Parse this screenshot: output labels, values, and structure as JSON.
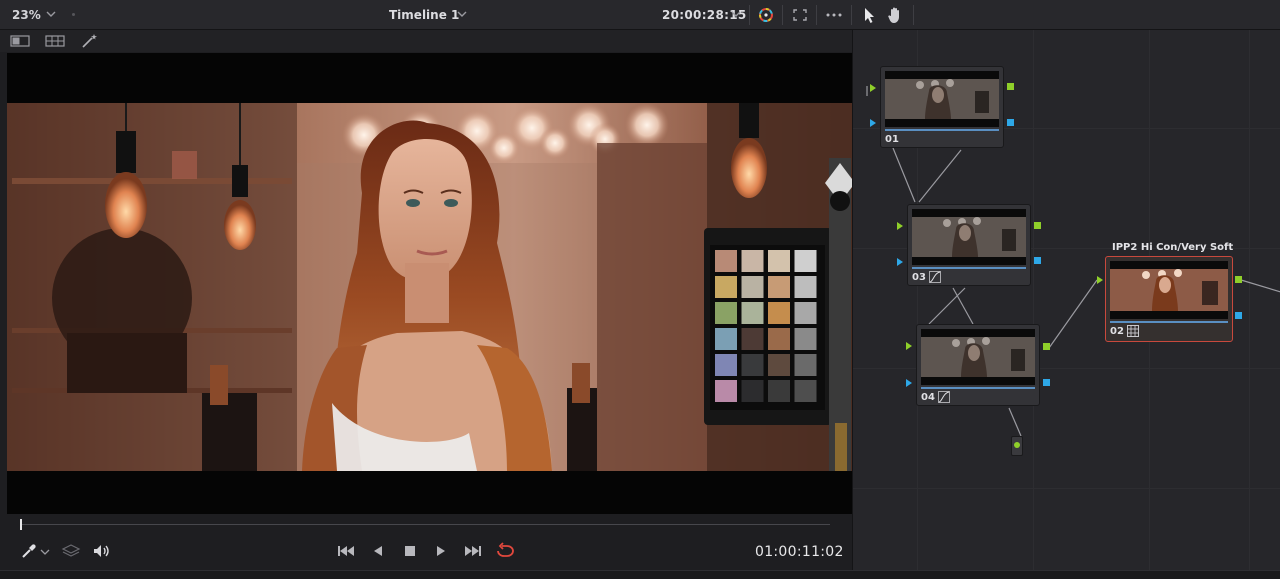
{
  "toolbar": {
    "zoom": "23%",
    "timeline_title": "Timeline 1",
    "timecode": "20:00:28:15"
  },
  "viewer": {
    "image_alt": "woman-in-studio"
  },
  "transport": {
    "timecode": "01:00:11:02",
    "scrubber_position": 0.0
  },
  "nodes": {
    "items": [
      {
        "label": "01",
        "tool_icon": ""
      },
      {
        "label": "03",
        "tool_icon": "curves-icon"
      },
      {
        "label": "04",
        "tool_icon": "curves-icon"
      },
      {
        "label": "02",
        "tool_icon": "lut-icon",
        "title": "IPP2 Hi Con/Very Soft",
        "selected": true
      }
    ]
  },
  "colors": {
    "accent_red": "#e1483d",
    "port_green": "#8fcf2a",
    "port_blue": "#2ea8e8",
    "selected_node_border": "#c8493d"
  }
}
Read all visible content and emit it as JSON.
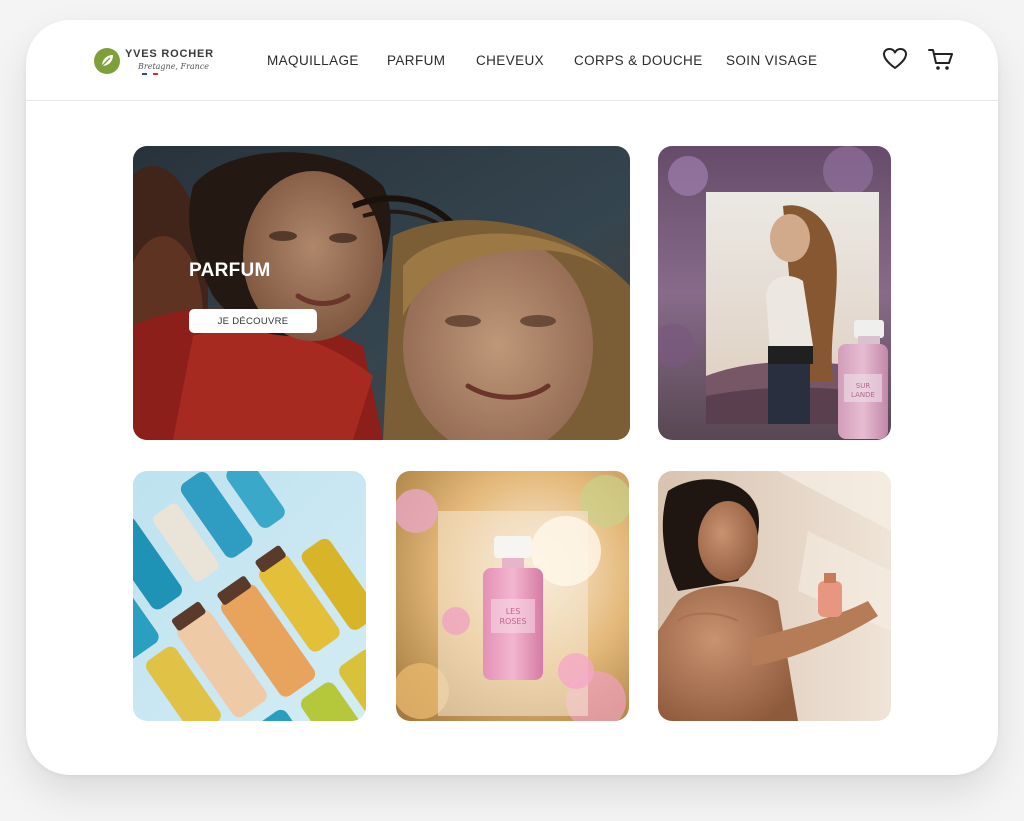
{
  "brand": {
    "name": "YVES ROCHER",
    "tagline": "Bretagne, France",
    "logo_color": "#7ea03a"
  },
  "nav": {
    "items": [
      {
        "label": "MAQUILLAGE"
      },
      {
        "label": "PARFUM"
      },
      {
        "label": "CHEVEUX"
      },
      {
        "label": "CORPS & DOUCHE"
      },
      {
        "label": "SOIN VISAGE"
      }
    ]
  },
  "header_icons": {
    "wishlist": "heart-icon",
    "cart": "cart-icon"
  },
  "hero": {
    "title": "PARFUM",
    "cta_label": "JE DÉCOUVRE"
  },
  "tiles": [
    {
      "subject": "hero-couple-photo"
    },
    {
      "subject": "woman-field-perfume-photo"
    },
    {
      "subject": "shower-gel-bottles-photo"
    },
    {
      "subject": "pink-perfume-bottle-photo"
    },
    {
      "subject": "woman-perfume-spray-photo"
    }
  ],
  "product_labels": {
    "bottle_small": "SUR LA LANDE",
    "bottle_pink": "LES ROSES"
  },
  "colors": {
    "accent": "#7ea03a",
    "text": "#2b2b2b",
    "background": "#ffffff"
  }
}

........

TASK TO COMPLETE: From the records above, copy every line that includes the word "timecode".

ANSWER FOR THE TASK:
    "timecode": "20:00:28:15"
    "timecode": "01:00:11:02",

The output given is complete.